TASK INPUTS Start Marker

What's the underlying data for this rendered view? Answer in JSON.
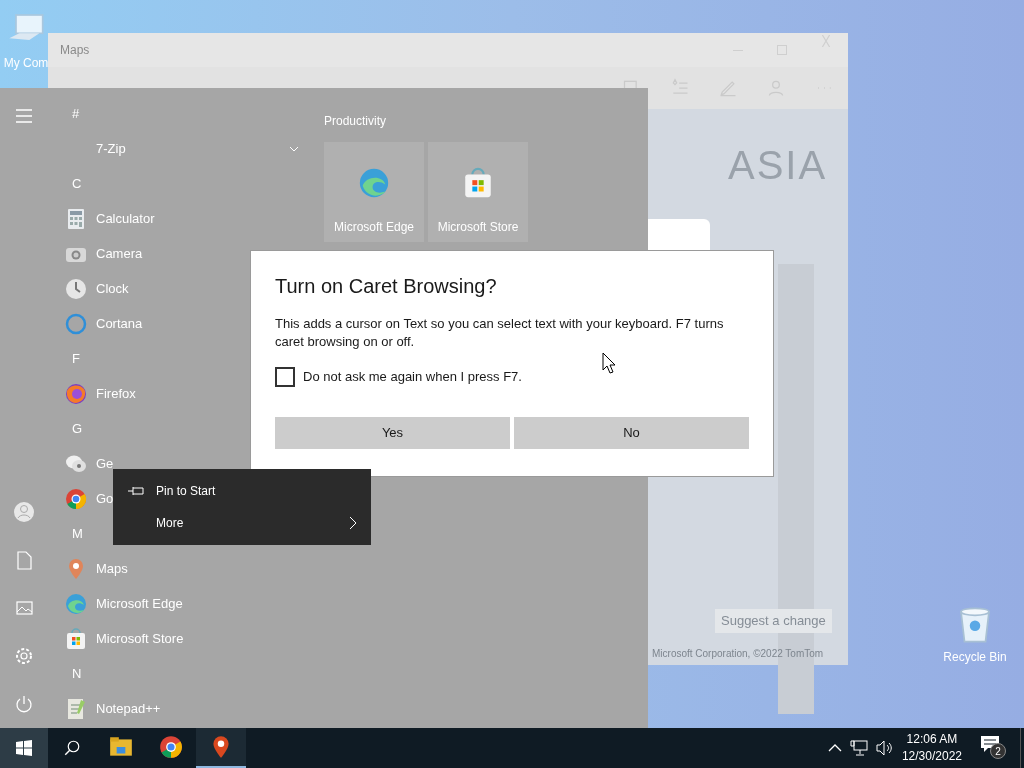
{
  "desktop_icons": [
    {
      "label": "My Com"
    },
    {
      "label": "Recycle Bin"
    }
  ],
  "maps_window": {
    "title": "Maps",
    "map_label": "ASIA",
    "suggest_button": "Suggest a change",
    "footer": "Microsoft Corporation, ©2022 TomTom"
  },
  "start_menu": {
    "apps": [
      {
        "kind": "header",
        "label": "#"
      },
      {
        "kind": "folder",
        "label": "7-Zip",
        "expanded": false
      },
      {
        "kind": "header",
        "label": "C"
      },
      {
        "kind": "app",
        "label": "Calculator"
      },
      {
        "kind": "app",
        "label": "Camera"
      },
      {
        "kind": "app",
        "label": "Clock"
      },
      {
        "kind": "app",
        "label": "Cortana"
      },
      {
        "kind": "header",
        "label": "F"
      },
      {
        "kind": "app",
        "label": "Firefox"
      },
      {
        "kind": "header",
        "label": "G"
      },
      {
        "kind": "app",
        "label": "Ge"
      },
      {
        "kind": "app",
        "label": "Go"
      },
      {
        "kind": "header",
        "label": "M"
      },
      {
        "kind": "app",
        "label": "Maps"
      },
      {
        "kind": "app",
        "label": "Microsoft Edge"
      },
      {
        "kind": "app",
        "label": "Microsoft Store"
      },
      {
        "kind": "header",
        "label": "N"
      },
      {
        "kind": "app",
        "label": "Notepad++"
      }
    ],
    "tile_group": {
      "title": "Productivity",
      "tiles": [
        {
          "label": "Microsoft Edge"
        },
        {
          "label": "Microsoft Store"
        }
      ]
    }
  },
  "context_menu": {
    "items": [
      {
        "kind": "pin",
        "label": "Pin to Start"
      },
      {
        "kind": "submenu",
        "label": "More"
      }
    ]
  },
  "dialog": {
    "title": "Turn on Caret Browsing?",
    "message": "This adds a cursor on Text so you can select text with your keyboard. F7 turns caret browsing on or off.",
    "checkbox": {
      "label": "Do not ask me again when I press F7.",
      "checked": false
    },
    "buttons": [
      "Yes",
      "No"
    ]
  },
  "taskbar": {
    "start_open": true,
    "apps": [
      {
        "active": false
      },
      {
        "active": false
      },
      {
        "active": true
      }
    ],
    "time": "12:06 AM",
    "date": "12/30/2022",
    "notifications": "2"
  }
}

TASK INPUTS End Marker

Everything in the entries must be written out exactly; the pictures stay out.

What's the underlying data for this rendered view? Answer in JSON.
{
  "desktop_icons": [
    {
      "label": "My Com"
    },
    {
      "label": "Recycle Bin"
    }
  ],
  "maps_window": {
    "title": "Maps",
    "map_label": "ASIA",
    "suggest_button": "Suggest a change",
    "footer": "Microsoft Corporation, ©2022 TomTom"
  },
  "start_menu": {
    "apps": [
      {
        "kind": "header",
        "label": "#"
      },
      {
        "kind": "folder",
        "label": "7-Zip",
        "expanded": false
      },
      {
        "kind": "header",
        "label": "C"
      },
      {
        "kind": "app",
        "label": "Calculator"
      },
      {
        "kind": "app",
        "label": "Camera"
      },
      {
        "kind": "app",
        "label": "Clock"
      },
      {
        "kind": "app",
        "label": "Cortana"
      },
      {
        "kind": "header",
        "label": "F"
      },
      {
        "kind": "app",
        "label": "Firefox"
      },
      {
        "kind": "header",
        "label": "G"
      },
      {
        "kind": "app",
        "label": "Ge"
      },
      {
        "kind": "app",
        "label": "Go"
      },
      {
        "kind": "header",
        "label": "M"
      },
      {
        "kind": "app",
        "label": "Maps"
      },
      {
        "kind": "app",
        "label": "Microsoft Edge"
      },
      {
        "kind": "app",
        "label": "Microsoft Store"
      },
      {
        "kind": "header",
        "label": "N"
      },
      {
        "kind": "app",
        "label": "Notepad++"
      }
    ],
    "tile_group": {
      "title": "Productivity",
      "tiles": [
        {
          "label": "Microsoft Edge"
        },
        {
          "label": "Microsoft Store"
        }
      ]
    }
  },
  "context_menu": {
    "items": [
      {
        "kind": "pin",
        "label": "Pin to Start"
      },
      {
        "kind": "submenu",
        "label": "More"
      }
    ]
  },
  "dialog": {
    "title": "Turn on Caret Browsing?",
    "message": "This adds a cursor on Text so you can select text with your keyboard. F7 turns caret browsing on or off.",
    "checkbox": {
      "label": "Do not ask me again when I press F7.",
      "checked": false
    },
    "buttons": [
      "Yes",
      "No"
    ]
  },
  "taskbar": {
    "start_open": true,
    "apps": [
      {
        "active": false
      },
      {
        "active": false
      },
      {
        "active": true
      }
    ],
    "time": "12:06 AM",
    "date": "12/30/2022",
    "notifications": "2"
  }
}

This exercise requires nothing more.